(Recorded data)

☆ ☆ ☆ ☆ ☆

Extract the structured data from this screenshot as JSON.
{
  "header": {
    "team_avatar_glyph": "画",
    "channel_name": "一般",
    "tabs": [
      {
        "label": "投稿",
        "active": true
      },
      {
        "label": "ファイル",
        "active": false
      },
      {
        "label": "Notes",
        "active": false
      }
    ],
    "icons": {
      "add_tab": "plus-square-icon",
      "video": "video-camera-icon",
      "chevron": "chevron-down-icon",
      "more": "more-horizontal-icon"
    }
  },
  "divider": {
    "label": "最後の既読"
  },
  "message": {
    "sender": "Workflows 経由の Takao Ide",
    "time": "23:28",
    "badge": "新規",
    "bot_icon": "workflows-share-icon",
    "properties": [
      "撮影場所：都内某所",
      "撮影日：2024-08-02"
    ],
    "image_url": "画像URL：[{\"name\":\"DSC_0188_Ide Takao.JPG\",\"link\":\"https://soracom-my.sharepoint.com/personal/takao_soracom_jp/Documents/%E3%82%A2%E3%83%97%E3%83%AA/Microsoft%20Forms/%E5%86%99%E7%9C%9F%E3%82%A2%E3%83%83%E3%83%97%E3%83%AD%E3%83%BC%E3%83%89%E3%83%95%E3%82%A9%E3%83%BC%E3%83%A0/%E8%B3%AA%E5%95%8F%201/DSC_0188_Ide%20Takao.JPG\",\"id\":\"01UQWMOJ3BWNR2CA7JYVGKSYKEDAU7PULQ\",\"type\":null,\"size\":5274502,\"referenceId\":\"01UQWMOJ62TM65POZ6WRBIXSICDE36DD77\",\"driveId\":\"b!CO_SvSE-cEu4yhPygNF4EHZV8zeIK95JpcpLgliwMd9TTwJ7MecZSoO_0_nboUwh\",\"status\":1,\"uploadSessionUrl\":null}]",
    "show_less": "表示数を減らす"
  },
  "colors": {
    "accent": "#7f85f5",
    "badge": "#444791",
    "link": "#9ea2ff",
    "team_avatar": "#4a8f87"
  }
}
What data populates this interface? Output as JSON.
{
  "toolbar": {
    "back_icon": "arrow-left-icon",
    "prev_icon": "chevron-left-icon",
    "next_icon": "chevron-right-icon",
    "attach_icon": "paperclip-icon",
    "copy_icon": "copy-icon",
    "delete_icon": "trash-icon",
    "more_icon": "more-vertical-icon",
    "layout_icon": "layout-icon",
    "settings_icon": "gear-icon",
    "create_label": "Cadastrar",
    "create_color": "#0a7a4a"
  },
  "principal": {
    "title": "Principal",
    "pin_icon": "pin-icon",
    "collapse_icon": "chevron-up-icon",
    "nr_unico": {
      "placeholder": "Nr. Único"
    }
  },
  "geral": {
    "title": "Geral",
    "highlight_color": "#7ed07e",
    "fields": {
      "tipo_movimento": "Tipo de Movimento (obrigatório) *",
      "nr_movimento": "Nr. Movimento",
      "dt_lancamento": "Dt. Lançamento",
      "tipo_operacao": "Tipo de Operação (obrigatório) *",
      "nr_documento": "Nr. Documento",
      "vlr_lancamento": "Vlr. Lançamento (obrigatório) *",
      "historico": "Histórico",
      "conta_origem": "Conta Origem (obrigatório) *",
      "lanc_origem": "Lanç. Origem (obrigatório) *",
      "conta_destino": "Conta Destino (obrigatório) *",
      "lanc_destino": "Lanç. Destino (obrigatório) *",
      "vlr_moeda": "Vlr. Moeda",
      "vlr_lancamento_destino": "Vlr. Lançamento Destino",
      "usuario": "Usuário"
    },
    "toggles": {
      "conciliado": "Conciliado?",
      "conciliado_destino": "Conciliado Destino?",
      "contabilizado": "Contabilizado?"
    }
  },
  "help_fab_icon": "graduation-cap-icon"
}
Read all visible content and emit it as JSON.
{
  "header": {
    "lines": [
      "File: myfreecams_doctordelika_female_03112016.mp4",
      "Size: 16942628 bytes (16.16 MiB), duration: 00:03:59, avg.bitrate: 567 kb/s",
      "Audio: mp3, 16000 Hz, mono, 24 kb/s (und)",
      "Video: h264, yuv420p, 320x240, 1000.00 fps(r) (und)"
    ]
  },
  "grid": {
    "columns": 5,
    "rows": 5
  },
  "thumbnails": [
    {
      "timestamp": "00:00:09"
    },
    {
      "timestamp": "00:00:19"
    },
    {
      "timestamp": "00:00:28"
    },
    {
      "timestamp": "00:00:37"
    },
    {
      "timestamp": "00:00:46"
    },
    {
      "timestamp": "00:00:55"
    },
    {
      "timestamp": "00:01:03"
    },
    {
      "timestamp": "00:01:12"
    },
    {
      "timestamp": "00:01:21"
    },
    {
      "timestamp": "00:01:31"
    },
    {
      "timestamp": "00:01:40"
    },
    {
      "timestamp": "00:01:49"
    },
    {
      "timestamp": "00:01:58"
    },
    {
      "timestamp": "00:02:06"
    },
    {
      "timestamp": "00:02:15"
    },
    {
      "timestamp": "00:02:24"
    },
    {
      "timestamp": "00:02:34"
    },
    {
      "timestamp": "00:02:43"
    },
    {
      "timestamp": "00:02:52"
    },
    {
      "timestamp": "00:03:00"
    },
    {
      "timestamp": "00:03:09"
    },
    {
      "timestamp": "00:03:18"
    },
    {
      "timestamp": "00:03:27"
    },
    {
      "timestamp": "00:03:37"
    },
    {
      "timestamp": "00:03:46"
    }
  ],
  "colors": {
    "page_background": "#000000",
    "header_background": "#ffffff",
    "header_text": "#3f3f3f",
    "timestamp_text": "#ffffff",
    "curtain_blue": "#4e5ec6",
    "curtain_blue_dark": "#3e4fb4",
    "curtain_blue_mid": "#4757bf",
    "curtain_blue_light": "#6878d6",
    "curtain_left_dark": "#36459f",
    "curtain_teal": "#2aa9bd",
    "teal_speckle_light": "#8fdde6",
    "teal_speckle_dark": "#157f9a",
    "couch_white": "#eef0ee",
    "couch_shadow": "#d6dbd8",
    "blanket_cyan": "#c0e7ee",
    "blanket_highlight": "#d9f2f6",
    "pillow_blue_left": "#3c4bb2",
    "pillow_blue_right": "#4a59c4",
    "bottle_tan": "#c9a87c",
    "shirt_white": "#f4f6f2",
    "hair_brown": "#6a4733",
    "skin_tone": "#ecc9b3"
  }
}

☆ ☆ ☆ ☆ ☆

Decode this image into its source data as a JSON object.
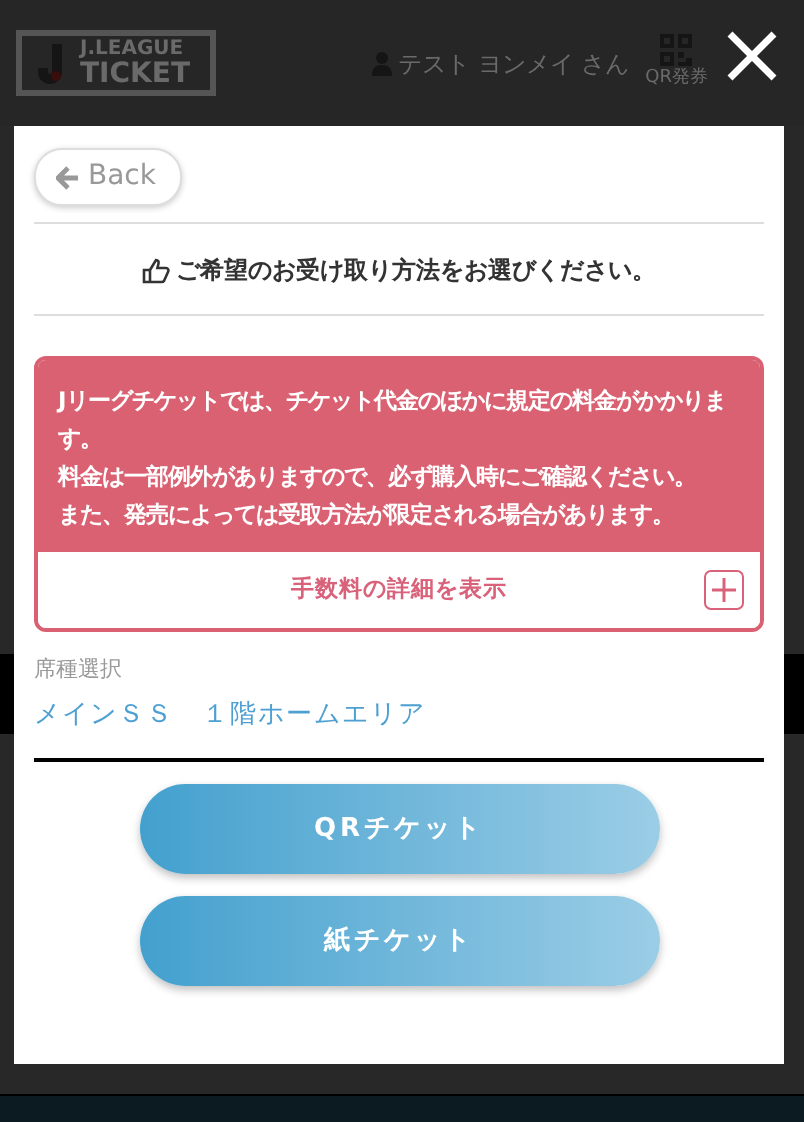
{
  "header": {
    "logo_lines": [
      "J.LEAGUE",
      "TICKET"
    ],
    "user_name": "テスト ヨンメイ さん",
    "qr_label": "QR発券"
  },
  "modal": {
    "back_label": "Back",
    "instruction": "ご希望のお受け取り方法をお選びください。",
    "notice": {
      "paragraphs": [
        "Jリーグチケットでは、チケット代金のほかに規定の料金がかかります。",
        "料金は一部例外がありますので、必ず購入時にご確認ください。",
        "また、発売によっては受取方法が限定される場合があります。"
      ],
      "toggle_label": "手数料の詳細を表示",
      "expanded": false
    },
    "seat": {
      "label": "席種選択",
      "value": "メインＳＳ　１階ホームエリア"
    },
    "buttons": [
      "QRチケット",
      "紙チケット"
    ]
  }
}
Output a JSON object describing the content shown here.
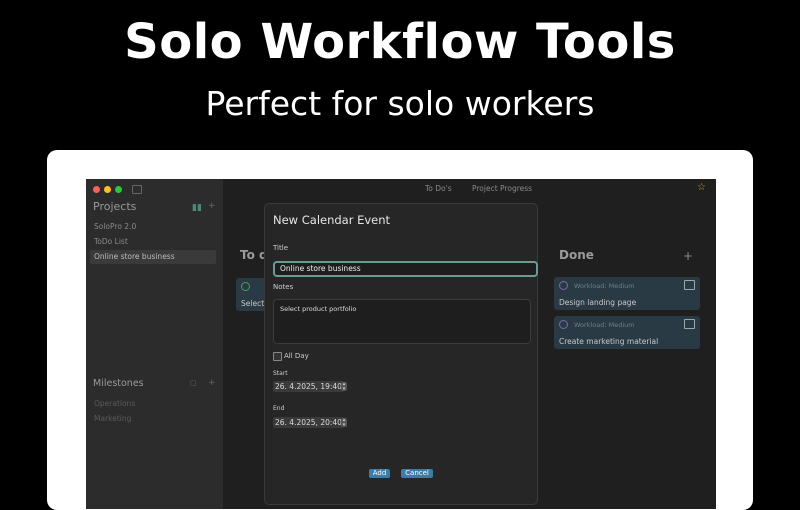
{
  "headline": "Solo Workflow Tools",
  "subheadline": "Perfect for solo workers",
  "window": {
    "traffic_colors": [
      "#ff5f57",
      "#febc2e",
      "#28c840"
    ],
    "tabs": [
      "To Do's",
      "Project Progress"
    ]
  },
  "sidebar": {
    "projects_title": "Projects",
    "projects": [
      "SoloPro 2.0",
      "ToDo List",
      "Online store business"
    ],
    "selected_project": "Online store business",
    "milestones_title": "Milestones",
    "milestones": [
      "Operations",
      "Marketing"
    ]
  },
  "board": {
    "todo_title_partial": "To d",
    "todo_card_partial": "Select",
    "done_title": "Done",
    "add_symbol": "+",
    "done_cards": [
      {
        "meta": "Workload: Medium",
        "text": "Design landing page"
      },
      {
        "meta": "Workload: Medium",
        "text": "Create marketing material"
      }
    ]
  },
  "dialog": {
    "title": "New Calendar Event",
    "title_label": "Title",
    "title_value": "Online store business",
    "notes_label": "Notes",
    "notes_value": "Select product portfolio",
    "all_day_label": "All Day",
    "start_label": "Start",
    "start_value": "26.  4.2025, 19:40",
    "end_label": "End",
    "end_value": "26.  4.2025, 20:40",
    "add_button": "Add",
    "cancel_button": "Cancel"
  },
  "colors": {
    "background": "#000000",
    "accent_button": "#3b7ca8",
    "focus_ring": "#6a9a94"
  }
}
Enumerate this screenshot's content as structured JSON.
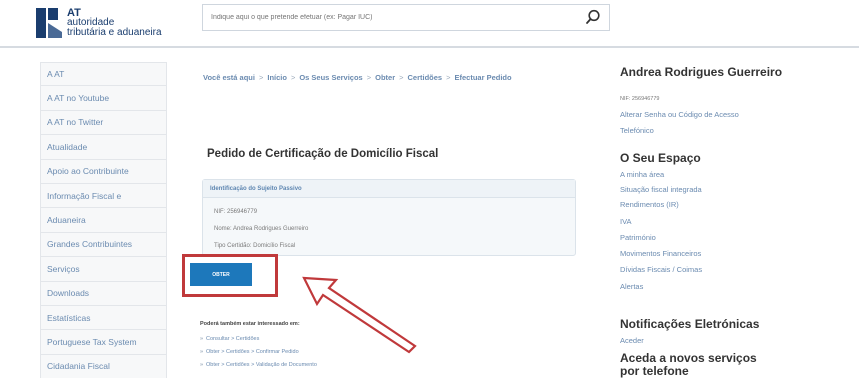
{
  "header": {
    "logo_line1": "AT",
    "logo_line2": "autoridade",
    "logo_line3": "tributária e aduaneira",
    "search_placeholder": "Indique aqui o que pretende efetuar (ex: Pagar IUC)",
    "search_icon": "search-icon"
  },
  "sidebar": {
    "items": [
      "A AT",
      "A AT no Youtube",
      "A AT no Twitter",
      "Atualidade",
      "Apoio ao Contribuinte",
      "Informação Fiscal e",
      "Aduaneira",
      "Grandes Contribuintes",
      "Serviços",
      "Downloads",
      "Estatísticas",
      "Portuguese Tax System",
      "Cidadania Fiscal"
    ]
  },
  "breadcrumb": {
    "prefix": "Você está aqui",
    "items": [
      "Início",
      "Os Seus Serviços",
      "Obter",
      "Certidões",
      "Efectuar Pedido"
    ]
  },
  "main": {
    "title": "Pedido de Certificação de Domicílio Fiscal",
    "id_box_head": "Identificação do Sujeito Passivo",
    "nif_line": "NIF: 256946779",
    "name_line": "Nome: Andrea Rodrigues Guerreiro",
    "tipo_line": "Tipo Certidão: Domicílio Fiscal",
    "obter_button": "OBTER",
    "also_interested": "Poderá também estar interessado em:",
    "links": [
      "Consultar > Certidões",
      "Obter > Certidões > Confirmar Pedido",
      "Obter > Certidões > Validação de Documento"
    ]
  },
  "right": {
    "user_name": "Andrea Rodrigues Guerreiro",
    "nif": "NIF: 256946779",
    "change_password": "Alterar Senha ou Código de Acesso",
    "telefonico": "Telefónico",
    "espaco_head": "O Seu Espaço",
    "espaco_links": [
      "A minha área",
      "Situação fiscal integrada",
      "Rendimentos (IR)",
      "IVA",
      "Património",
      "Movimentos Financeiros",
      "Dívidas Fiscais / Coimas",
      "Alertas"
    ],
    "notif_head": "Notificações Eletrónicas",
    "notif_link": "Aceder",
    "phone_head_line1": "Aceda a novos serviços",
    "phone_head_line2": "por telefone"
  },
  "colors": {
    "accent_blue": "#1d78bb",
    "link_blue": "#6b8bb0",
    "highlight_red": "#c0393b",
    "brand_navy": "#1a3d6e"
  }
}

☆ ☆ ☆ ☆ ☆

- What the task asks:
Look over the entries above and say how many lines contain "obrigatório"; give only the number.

- Answer space:
7